- which was also one aspect of England and America returning
to an awareness of the rest of the world, after the locked doors
of the war ... did help her, give her courage and confidence,
and general permission, to take the steps natural to her."
No doubt, as far as their relation to Merwin's
work was concerned, poets such as Neruda and Lorca had the greater
weight. But the old Spanish ballads (which were themselves of
capital importance to Lorca) must have had their place in the
consciousness of this ambitious group of young writers, and
it has often seemed to me that Merwin's volume (especially if
it were provided with Spanish originals) would be worth reprinting.
What are the Spanish ballads? They are the
mostly anonymous equivalents of our own Border ballads, but
they are not always nearly as long as the Scottish or English
ballads. They are denoted by the word Romance, which means ballad,
as long as you bear in mind that the word ballad is capable
of meaning rather different things. They are part of the Spanish
oral tradition, and they often tell a bit of a story, something
from history or legend, rather than the whole tale from beginning
The easiest place to find them is in the admirable
Penguin Book of Spanish Verse, edited by JM Cohen, which itself
dates from 1956, but they have been of interest to English writers
since the Romantic period (Lockhart, the author of the life
of Sir Walter Scott, translated them) and even earlier. One
of the most famous is the "Romance of Count Arnaldos".
It has been rendered into English at least nine times, by Longfellow
among others. It tells of the count who, riding with his hawk

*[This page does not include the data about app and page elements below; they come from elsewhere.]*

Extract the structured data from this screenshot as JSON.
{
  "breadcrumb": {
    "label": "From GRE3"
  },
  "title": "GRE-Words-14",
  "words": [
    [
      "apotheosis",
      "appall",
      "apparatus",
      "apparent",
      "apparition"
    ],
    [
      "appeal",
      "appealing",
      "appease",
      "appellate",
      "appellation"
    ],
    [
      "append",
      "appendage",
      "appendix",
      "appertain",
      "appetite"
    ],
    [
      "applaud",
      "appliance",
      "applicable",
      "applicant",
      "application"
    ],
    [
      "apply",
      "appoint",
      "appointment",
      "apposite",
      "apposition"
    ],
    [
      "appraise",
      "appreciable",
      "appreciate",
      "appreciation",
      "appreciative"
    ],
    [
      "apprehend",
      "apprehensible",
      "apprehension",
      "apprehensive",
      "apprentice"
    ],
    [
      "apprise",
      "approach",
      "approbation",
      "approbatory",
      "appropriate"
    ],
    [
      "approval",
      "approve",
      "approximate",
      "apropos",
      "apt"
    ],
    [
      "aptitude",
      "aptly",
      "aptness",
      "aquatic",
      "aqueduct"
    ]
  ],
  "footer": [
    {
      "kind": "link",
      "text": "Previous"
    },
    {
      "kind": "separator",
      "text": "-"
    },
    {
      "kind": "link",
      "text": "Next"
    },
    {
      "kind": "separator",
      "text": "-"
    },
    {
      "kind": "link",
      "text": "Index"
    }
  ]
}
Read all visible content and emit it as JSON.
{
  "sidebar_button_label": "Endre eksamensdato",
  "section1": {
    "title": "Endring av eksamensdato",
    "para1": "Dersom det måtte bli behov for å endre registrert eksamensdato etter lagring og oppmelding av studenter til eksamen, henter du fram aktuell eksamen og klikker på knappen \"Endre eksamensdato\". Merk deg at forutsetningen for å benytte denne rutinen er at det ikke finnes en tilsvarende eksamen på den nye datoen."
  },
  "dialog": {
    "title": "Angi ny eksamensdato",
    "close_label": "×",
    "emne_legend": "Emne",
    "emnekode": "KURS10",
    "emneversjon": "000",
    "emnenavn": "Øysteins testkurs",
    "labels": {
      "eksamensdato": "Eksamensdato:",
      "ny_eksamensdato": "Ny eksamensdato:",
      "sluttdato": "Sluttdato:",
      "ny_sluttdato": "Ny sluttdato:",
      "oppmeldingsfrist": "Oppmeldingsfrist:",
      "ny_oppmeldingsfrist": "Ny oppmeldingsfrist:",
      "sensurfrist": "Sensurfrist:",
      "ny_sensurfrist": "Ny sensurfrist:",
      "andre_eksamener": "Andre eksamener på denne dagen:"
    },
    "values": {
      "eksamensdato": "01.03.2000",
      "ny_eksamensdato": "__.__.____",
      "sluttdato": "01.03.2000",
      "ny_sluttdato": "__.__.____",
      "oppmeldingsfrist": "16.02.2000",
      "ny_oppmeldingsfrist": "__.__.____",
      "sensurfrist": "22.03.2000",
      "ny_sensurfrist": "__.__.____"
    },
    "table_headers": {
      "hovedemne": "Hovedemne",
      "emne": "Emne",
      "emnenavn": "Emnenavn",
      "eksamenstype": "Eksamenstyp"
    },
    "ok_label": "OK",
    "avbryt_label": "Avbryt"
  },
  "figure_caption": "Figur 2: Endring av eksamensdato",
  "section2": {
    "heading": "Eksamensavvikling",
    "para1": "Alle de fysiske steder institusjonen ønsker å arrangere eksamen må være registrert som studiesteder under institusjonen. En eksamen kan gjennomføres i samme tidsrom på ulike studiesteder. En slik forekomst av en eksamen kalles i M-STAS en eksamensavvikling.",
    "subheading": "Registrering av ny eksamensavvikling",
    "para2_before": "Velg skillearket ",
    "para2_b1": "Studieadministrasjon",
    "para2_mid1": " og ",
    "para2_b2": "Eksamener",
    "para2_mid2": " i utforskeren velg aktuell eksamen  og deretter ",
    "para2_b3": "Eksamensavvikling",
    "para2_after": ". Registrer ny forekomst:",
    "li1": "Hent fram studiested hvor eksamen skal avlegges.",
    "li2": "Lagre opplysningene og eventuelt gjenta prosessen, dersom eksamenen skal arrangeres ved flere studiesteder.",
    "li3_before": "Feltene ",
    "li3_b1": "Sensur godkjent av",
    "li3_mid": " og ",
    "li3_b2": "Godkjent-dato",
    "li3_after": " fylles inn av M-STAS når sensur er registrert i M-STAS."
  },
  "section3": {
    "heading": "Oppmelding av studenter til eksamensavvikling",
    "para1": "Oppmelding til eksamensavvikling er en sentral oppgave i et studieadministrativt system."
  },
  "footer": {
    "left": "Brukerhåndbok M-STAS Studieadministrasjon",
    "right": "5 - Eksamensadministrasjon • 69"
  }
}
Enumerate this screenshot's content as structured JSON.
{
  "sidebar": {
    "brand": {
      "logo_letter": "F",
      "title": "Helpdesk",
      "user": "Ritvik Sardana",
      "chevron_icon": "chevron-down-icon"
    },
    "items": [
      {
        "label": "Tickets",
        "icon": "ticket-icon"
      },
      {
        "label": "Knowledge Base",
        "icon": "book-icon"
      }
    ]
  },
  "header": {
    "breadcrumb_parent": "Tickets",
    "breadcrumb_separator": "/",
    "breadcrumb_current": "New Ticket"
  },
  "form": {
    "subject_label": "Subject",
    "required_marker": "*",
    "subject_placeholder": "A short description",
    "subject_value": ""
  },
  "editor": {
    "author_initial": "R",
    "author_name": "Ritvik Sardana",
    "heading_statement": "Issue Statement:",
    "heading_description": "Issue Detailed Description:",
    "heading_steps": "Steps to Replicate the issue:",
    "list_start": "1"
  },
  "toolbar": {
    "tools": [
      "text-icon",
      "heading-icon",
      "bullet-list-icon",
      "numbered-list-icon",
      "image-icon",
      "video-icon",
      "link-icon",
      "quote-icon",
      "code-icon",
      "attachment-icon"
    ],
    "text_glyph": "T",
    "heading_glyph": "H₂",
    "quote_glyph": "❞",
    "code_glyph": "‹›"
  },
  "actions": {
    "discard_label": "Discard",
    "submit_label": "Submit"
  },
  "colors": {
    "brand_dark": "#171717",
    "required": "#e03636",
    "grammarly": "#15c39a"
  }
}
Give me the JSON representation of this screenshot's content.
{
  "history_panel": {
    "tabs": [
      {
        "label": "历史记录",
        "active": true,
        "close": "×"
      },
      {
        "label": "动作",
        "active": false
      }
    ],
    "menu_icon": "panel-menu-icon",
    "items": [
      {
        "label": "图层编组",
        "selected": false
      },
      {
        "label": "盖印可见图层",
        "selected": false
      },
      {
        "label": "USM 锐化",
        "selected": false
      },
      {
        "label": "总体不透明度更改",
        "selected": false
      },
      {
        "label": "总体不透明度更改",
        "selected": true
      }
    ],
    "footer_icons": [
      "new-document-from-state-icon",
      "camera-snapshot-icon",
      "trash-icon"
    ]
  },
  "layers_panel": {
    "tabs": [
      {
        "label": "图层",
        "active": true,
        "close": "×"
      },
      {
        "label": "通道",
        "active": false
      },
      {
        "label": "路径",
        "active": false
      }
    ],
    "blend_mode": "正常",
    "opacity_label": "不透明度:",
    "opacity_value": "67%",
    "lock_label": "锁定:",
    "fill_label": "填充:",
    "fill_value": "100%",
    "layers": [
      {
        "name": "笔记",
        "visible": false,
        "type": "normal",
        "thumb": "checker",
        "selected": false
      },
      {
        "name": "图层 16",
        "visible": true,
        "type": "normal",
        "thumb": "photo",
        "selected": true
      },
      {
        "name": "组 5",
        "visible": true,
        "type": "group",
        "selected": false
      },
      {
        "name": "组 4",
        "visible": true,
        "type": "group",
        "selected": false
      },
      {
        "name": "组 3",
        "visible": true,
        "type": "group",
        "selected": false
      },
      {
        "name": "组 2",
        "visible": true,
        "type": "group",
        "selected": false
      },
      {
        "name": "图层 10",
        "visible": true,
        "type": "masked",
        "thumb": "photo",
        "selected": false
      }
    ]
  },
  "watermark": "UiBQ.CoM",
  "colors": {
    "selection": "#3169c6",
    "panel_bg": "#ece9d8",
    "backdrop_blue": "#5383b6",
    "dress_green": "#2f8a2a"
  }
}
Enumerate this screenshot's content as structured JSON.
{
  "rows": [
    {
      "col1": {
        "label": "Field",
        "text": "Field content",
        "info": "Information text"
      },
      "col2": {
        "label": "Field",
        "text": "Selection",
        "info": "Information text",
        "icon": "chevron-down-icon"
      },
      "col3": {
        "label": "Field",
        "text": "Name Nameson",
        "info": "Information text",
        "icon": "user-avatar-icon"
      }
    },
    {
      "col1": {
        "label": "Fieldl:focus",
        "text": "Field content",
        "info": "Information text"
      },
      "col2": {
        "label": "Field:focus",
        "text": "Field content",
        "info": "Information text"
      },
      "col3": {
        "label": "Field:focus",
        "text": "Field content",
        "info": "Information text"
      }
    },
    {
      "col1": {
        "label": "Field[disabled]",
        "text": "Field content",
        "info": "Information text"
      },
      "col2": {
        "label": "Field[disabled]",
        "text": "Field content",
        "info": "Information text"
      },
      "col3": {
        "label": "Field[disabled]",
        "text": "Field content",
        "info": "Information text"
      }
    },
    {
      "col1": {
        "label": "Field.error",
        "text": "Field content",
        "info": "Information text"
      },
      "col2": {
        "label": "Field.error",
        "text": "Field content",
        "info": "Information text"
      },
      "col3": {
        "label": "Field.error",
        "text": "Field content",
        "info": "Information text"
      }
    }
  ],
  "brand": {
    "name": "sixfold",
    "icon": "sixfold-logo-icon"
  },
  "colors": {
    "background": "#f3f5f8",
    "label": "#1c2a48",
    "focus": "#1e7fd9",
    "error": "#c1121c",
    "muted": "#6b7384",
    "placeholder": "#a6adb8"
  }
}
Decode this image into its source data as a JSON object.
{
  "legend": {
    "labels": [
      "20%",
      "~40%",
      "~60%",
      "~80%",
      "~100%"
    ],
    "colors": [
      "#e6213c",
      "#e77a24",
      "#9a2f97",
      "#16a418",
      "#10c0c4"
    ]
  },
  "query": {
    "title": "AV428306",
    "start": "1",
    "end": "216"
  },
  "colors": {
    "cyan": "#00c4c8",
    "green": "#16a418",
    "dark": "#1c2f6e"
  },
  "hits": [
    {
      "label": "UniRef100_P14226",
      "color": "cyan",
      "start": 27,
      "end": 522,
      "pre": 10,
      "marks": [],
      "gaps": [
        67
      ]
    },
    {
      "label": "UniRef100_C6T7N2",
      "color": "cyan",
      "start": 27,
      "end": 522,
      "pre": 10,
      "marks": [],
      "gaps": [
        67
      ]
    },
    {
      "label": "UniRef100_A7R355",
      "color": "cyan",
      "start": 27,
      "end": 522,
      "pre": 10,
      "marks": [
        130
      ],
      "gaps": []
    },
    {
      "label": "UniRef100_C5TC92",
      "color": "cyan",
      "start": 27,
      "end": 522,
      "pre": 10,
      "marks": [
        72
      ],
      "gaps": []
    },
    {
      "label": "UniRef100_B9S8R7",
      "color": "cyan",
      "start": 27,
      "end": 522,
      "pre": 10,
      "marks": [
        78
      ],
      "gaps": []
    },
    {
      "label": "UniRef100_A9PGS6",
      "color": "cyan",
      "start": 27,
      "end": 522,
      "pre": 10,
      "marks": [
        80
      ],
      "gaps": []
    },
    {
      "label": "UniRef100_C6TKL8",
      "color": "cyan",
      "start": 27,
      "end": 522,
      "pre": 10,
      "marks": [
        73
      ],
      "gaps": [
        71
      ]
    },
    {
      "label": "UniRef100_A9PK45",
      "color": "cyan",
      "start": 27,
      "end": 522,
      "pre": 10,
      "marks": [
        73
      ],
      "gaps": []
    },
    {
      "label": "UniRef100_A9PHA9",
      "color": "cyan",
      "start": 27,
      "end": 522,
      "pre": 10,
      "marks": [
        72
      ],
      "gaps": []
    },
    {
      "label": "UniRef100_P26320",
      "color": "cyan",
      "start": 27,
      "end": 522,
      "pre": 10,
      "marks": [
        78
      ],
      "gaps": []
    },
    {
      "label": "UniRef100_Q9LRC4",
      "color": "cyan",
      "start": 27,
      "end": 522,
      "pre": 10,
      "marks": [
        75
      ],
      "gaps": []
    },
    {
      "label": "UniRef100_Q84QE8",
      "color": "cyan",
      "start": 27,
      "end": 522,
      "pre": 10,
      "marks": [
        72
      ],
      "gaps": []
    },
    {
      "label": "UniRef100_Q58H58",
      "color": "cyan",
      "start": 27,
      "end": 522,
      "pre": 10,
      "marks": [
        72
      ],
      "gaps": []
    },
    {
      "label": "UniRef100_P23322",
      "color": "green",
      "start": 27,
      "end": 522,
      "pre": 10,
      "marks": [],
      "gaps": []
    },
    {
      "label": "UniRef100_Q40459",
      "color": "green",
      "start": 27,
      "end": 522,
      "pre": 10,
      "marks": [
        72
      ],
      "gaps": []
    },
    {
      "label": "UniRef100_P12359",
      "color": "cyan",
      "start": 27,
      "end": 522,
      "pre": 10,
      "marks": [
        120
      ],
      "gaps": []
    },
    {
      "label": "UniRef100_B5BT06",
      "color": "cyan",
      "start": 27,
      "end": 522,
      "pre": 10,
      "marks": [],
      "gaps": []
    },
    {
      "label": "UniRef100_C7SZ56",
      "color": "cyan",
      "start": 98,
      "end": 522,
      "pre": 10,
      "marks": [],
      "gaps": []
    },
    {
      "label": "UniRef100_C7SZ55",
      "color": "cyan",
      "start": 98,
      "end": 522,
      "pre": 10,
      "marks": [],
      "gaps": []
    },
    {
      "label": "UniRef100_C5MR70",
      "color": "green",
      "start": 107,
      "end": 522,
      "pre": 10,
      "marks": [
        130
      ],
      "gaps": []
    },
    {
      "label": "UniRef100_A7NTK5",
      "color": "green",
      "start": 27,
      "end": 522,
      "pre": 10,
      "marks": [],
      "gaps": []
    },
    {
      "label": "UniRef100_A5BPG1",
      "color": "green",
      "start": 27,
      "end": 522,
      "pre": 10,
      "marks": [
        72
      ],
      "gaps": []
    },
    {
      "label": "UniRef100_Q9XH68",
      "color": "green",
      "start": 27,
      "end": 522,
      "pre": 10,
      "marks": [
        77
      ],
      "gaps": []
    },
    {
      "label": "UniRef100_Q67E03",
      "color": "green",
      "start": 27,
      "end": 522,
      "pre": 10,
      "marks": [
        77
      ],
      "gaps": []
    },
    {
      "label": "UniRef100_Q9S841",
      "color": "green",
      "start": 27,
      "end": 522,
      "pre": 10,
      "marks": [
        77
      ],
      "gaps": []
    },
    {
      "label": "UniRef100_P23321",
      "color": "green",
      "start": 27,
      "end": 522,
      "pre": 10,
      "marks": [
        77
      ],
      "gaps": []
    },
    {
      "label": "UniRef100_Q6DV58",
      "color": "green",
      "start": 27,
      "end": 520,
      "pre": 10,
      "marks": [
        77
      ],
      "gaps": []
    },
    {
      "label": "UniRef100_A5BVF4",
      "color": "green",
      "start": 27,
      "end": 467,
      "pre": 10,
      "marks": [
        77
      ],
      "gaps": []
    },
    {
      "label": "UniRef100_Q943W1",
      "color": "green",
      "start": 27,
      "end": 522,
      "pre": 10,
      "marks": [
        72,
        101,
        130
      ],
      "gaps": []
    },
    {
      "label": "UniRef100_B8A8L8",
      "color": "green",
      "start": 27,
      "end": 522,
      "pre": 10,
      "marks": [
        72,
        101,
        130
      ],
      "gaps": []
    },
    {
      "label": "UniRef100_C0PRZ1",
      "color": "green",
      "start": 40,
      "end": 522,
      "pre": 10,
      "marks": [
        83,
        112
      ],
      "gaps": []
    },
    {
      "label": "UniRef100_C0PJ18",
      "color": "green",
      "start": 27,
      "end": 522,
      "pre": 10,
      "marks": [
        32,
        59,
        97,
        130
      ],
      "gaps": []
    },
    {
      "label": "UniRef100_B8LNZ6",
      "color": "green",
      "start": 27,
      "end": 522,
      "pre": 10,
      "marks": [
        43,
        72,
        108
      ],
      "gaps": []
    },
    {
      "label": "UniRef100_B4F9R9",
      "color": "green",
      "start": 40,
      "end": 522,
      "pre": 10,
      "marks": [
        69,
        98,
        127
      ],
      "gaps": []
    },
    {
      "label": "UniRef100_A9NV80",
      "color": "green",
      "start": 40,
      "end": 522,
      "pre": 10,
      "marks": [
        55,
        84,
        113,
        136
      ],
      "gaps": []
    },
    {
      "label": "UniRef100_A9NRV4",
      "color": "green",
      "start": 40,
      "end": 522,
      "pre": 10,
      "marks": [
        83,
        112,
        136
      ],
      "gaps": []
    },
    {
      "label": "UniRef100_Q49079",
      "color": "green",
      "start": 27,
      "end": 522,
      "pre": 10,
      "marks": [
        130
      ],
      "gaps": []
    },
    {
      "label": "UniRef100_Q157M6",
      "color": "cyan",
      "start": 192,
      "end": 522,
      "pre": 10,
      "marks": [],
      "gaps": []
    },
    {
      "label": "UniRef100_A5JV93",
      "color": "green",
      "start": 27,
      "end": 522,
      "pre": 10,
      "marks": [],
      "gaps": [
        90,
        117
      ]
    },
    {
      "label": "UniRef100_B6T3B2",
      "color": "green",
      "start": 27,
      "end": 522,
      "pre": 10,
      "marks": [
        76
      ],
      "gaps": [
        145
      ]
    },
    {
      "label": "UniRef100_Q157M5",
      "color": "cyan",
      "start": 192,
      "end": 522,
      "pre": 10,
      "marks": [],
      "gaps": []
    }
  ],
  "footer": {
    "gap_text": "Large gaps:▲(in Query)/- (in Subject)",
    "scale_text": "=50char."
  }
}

on his wrist, sees a ship approaching land, with silken sails.
A sailor on board is singing a song that makes the sea calm,
the fish rise to the surface and the birds perch on the mast.
Count Arnaldos asks the sailor to teach him this song, but the
sailor replies that he will only tell the song to those who
will come with him.
Another of the famous short ballads is the
"Romance of the Prisoner", which Cohen translates
like this: "For it was in May, in May, at the time of the
great heat, at the time when lovers go to serve their loves.
Only I, sad and wretched, lie in this prison, and I do not know
when it is day, nor yet when it is night, except by a little
bird which used to sing to me at dawn. A cross-bowman killed
it for me; may God give him an ill reward!" The last line
is especially concise in the original.
Merwin includes a Catalan ballad called "The
Corpse-Keeper", about a woman who has a skeleton hidden
in her chamber. For seven years she has kept the man there,
dead, changing his shirt once a year, unable to confide her
secret to her parents or siblings. One day a huntsman passes,
and she asks him to take the body and bury it. She rewards him
with two thousand kisses. But what the ballad never explains
is who the lover is, or how he came to be dead.
This is one of the things that makes these
ballads so attractive - their suggestiveness and concision.
In the case of "The Prisoner", a longer version is
known that gives the man's name and why he is in prison, and
so on. Scholars have argued as to whether the short version
is pared down from the longer original, or whether the long
version is simply an uninspired elaboration of the short.
The other night on the radio, I heard Montserrat
Figueras singing two of the Sephardic romances, to the accompaniment
of her husband Jordi Savall and his group Hespèrion XX.
It turned out that one of the ballads had been collected in
Sarajevo. Such material has been passed down orally among Jews
who were expelled from Spain in 1492 and who found refuge in
the Ottoman empire and North Africa. In some cases, ballads
that were lost in Spain survived among the Sephardim.
This last fact (among many others) I learnt
from a book called Spanish Ballads, edited by Colin Smith (Bristol
Classical Press). This has an excellent introduction and notes,
but the texts are given without translation. Taken together,
Smith, Merwin and Cohen open a window on to the world of the
Spanish ballad. The next step would be to learn Spanish.